A: Construction methods and construction technology is becoming more and more complex, especially when one considers heating and cooling systems. Self-builders will need to understand all aspects of their build and this can be a challenge if a self-builder is inexperienced or lacks practical skills, so my advice is to keep things simple.
Q: What advice would you give to those considering a self-build project?
A: Not to rush into construction and spend as much time as possible on pre-construction planning. More time planning the construction programme and planning coordination of all the construction elements and sub-contractors before the building work starts will pay dividends later. It will make the construction process smoother, more organised, efficient, cheaper and ultimately quicker. Success or failure can often be set at this stage.
Q: What qualities should self-builders look for in an architect?
A:The architect they choose needs to be creative and practical in equal measure. The architect needs to think very carefully about buildability and to assume that the details designed might be undertaken by someone with a lower skill level than they are used to. Architects’ details very often are complex and need planning and sequencing to get them right, that needs to be avoided on a self-build project.
Q: What do you believe has been the biggest innovation in the self-build market?
A: The development of prefabricated construction such as timber framed systems, which can be manufactured off-site, are structurally self-supporting and are often insulated.
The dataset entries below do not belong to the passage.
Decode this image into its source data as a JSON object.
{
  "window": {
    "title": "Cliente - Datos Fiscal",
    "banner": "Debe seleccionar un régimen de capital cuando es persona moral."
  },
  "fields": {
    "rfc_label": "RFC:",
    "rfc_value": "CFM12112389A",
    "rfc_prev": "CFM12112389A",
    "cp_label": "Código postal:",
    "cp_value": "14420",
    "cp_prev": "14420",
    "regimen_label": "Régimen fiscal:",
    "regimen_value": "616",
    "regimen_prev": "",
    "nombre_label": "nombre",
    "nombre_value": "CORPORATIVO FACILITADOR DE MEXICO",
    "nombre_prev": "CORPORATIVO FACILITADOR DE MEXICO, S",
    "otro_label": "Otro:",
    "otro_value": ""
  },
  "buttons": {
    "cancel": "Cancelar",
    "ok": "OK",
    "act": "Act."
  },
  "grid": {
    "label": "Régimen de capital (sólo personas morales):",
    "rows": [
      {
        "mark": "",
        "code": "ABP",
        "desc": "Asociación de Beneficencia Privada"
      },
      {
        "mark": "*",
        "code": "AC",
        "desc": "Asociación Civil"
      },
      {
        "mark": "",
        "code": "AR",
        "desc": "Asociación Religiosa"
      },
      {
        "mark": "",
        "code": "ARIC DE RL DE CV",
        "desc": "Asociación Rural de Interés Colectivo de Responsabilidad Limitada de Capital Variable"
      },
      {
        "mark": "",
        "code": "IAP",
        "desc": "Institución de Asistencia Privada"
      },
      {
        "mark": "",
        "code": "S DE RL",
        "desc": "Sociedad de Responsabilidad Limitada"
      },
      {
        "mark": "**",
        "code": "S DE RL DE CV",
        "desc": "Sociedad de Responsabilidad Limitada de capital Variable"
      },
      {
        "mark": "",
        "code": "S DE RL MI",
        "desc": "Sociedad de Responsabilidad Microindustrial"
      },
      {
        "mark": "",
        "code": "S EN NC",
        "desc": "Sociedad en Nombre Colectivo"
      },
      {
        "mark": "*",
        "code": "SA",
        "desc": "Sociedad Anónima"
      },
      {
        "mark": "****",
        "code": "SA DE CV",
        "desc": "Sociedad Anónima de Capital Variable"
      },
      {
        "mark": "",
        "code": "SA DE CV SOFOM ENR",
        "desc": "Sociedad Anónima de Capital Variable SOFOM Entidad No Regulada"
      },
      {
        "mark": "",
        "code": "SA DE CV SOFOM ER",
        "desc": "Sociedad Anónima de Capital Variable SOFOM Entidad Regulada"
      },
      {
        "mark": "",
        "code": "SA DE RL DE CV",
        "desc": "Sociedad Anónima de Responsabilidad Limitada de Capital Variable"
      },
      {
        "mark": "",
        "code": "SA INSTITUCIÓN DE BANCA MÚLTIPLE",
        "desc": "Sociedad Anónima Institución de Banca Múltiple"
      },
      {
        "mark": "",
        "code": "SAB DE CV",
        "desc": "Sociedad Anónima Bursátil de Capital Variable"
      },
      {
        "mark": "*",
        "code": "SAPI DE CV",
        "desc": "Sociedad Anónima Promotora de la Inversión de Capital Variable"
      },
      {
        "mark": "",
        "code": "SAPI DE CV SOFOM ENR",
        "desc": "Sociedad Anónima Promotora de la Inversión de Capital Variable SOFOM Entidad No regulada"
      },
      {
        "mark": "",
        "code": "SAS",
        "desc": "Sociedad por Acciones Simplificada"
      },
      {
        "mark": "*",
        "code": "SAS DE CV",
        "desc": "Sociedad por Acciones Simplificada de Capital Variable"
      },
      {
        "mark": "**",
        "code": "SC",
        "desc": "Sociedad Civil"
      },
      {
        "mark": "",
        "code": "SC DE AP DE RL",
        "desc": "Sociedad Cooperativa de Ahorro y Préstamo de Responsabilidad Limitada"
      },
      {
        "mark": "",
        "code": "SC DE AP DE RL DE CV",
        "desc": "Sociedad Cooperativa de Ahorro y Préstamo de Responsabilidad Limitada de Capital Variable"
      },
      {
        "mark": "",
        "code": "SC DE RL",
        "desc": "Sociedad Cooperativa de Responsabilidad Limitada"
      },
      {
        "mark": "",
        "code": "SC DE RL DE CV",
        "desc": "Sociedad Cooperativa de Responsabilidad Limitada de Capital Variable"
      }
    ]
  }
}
As long as care is taken at the ordering stage, these systems can take a lot of the slog out of the process and speed construction.
Q: What has been your most notable self-build project to date?
A: A self-build modern rural dwelling in the green belt on the outskirts of Bath. This was undertaken with local architectural practice Designscape and a very enlightened and skilled client.
Q: In your view, what is a common misconception held by self-builders?
A:The amount of grit and effort needed to see a building process through. It can often be a challenge, even for a seasoned professional, but determination can be a powerful thing. There is not one aspect of the self-build process that can’t be navigated with the right design and detailing and the right sub-contractors and suppliers engaged. I can’t say it enough – spend time pre-construction on planning, research and thoroughly understanding the build.
Q: Over the last few years, have you identified any trends in the self-build industry?
A: The emergence of off-site timber framed structures and structurally-insulated pane systems and the positive impact this is having on possibilities for self-build projects.
Q: Are you inclined to build your own home? If so, what would be on your wish list?
A: Absolutely, although I spend so much time looking after clients’ projects I am not sure when I would get the time! If I were to build my own home, it would be designed with the path of the sun very much in mind, it would need very little to heat and the outside garden spaces would be very much connected to each of the interior rooms.
Q: Can you recommend any suppliers or manufacturers that add the ‘wow’ factor to a project?
A: The structurally-insulated panel system called the TEK system by Kingspan is pretty fantastic as a building system. I also like the Siberian larch cladding by Russwood and glazing by Olsen – the quality is great.
Q: What tips would you offer to self-builders when it comes to budgeting?
A: Be thorough, very thorough! Tenacity and thoroughness through the cost planning and tendering process is critical, to get not only the best prices, but also to find the right suppliers and sub-contractors for your project.